= Beginning of Section =
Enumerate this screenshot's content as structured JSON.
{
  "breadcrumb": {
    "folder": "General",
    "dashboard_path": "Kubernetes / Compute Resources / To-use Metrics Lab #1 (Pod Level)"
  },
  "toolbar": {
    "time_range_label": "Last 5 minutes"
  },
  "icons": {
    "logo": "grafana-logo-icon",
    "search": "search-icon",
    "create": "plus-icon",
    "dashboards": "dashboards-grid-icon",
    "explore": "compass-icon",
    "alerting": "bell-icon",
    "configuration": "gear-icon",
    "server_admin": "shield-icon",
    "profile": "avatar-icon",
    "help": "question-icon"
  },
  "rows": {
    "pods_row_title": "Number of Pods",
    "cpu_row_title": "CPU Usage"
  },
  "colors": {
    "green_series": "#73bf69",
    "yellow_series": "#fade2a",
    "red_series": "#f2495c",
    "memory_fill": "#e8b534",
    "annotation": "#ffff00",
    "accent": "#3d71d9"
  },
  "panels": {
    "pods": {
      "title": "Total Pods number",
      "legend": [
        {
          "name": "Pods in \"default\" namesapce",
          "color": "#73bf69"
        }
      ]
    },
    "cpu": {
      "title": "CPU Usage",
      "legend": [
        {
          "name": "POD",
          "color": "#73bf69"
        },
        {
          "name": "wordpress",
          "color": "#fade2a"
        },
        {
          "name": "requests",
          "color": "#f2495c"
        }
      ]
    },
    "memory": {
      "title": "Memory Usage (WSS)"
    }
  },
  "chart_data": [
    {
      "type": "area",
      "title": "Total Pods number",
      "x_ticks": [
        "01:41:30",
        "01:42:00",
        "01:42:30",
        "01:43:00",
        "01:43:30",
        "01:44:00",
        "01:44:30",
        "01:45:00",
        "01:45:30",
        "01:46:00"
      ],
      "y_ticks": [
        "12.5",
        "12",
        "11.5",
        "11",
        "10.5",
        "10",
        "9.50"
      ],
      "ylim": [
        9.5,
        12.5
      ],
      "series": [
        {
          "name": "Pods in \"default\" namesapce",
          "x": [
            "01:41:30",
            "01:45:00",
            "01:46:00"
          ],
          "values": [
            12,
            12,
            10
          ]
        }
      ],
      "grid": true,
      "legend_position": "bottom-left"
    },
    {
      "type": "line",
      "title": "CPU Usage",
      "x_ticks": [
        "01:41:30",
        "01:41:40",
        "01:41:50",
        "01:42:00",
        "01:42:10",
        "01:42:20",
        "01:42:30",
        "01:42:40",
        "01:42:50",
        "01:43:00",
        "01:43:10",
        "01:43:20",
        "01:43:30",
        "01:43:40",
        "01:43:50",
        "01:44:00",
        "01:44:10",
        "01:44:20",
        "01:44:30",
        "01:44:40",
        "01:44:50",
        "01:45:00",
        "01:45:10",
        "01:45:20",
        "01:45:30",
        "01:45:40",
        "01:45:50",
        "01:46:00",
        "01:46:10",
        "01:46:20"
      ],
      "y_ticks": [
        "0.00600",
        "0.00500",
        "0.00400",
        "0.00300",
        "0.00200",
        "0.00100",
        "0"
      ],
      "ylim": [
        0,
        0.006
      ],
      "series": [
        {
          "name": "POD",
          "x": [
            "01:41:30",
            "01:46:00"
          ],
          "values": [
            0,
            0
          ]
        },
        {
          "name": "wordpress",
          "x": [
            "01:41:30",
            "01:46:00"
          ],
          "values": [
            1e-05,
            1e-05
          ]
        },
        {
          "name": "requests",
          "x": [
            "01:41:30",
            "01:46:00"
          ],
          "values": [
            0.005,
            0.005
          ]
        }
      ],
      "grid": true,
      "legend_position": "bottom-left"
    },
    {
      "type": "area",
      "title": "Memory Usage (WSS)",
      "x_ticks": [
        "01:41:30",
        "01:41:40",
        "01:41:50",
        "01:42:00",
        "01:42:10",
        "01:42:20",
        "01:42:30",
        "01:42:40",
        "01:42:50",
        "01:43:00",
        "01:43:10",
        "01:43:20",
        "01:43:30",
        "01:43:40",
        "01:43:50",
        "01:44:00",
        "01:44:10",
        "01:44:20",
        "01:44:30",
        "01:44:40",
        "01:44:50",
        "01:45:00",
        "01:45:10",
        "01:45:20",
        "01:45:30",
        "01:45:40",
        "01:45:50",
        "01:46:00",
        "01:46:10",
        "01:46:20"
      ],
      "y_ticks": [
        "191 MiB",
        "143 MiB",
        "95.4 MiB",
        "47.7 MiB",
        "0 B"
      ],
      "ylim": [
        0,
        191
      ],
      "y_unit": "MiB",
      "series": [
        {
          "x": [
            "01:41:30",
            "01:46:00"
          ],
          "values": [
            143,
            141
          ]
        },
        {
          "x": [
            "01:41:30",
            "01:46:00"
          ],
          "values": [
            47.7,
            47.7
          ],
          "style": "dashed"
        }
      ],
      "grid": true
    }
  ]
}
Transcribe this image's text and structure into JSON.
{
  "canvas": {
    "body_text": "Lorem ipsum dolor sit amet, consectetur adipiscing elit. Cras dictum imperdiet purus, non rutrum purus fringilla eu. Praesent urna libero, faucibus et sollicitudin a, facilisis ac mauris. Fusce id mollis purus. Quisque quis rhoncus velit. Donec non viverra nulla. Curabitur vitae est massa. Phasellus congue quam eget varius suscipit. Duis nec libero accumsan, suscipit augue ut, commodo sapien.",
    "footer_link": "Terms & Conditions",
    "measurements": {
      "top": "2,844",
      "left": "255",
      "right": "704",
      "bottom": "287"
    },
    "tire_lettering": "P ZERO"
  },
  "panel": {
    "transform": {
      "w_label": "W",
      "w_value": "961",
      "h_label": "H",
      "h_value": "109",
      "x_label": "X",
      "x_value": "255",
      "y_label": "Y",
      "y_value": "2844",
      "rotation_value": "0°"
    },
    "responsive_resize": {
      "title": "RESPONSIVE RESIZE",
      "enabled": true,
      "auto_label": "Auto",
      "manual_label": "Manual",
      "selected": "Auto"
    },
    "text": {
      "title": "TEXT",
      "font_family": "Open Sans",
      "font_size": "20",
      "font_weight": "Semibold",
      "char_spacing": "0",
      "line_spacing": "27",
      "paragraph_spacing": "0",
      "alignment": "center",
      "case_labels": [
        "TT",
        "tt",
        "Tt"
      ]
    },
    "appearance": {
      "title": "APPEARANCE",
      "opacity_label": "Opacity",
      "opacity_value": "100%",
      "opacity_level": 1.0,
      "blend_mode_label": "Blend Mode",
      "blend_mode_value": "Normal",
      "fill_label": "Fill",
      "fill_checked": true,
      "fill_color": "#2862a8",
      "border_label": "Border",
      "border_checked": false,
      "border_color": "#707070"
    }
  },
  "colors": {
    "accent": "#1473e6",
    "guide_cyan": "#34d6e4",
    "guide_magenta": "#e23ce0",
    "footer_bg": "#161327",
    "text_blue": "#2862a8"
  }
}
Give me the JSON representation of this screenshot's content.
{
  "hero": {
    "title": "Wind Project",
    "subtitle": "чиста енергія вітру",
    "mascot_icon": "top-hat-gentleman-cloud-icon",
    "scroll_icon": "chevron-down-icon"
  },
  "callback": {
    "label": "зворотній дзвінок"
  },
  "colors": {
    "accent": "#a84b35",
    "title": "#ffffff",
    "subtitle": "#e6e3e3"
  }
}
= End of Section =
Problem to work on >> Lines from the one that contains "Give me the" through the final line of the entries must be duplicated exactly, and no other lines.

Answer area >>
Give me the JSON representation of this screenshot's content.
{
  "hero": {
    "title": "Wind Project",
    "subtitle": "чиста енергія вітру",
    "mascot_icon": "top-hat-gentleman-cloud-icon",
    "scroll_icon": "chevron-down-icon"
  },
  "callback": {
    "label": "зворотній дзвінок"
  },
  "colors": {
    "accent": "#a84b35",
    "title": "#ffffff",
    "subtitle": "#e6e3e3"
  }
}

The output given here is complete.